▸ Task directions
All of the data below should be set down again verbatim, without any images.

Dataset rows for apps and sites
--------------------

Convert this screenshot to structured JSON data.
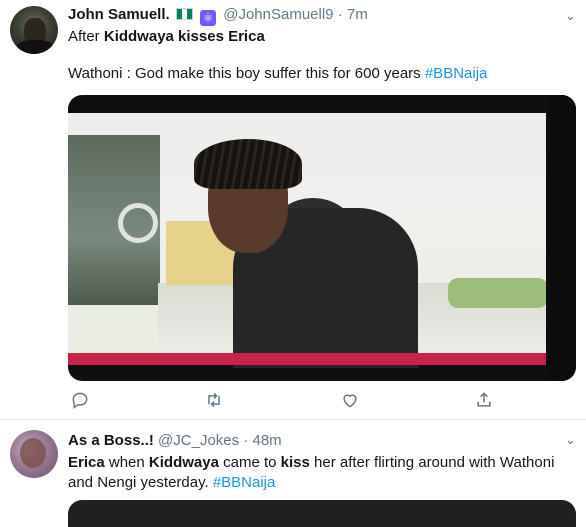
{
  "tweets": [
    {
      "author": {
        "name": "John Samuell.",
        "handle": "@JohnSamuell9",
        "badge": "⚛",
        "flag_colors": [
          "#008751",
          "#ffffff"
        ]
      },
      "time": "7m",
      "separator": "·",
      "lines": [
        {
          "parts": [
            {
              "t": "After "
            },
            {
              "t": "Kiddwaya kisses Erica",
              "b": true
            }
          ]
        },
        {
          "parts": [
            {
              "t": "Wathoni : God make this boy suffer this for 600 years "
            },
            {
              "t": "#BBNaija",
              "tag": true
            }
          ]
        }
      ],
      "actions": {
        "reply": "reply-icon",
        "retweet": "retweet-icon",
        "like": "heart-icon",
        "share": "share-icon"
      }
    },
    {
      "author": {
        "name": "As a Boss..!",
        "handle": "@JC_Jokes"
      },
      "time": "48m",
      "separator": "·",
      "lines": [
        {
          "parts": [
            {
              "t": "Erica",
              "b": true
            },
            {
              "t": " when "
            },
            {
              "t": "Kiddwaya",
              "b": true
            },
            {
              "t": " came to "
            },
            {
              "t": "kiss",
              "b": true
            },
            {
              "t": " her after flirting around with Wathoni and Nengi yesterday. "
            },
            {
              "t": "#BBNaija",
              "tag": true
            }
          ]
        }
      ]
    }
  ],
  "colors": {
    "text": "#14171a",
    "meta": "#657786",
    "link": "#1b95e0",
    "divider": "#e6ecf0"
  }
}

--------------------

▸ Reply to the task
Convert this screenshot to structured JSON data.
{
  "tweets": [
    {
      "author": {
        "name": "John Samuell.",
        "handle": "@JohnSamuell9",
        "badge": "⚛",
        "flag_colors": [
          "#008751",
          "#ffffff"
        ]
      },
      "time": "7m",
      "separator": "·",
      "lines": [
        {
          "parts": [
            {
              "t": "After "
            },
            {
              "t": "Kiddwaya kisses Erica",
              "b": true
            }
          ]
        },
        {
          "parts": [
            {
              "t": "Wathoni : God make this boy suffer this for 600 years "
            },
            {
              "t": "#BBNaija",
              "tag": true
            }
          ]
        }
      ],
      "actions": {
        "reply": "reply-icon",
        "retweet": "retweet-icon",
        "like": "heart-icon",
        "share": "share-icon"
      }
    },
    {
      "author": {
        "name": "As a Boss..!",
        "handle": "@JC_Jokes"
      },
      "time": "48m",
      "separator": "·",
      "lines": [
        {
          "parts": [
            {
              "t": "Erica",
              "b": true
            },
            {
              "t": " when "
            },
            {
              "t": "Kiddwaya",
              "b": true
            },
            {
              "t": " came to "
            },
            {
              "t": "kiss",
              "b": true
            },
            {
              "t": " her after flirting around with Wathoni and Nengi yesterday. "
            },
            {
              "t": "#BBNaija",
              "tag": true
            }
          ]
        }
      ]
    }
  ],
  "colors": {
    "text": "#14171a",
    "meta": "#657786",
    "link": "#1b95e0",
    "divider": "#e6ecf0"
  }
}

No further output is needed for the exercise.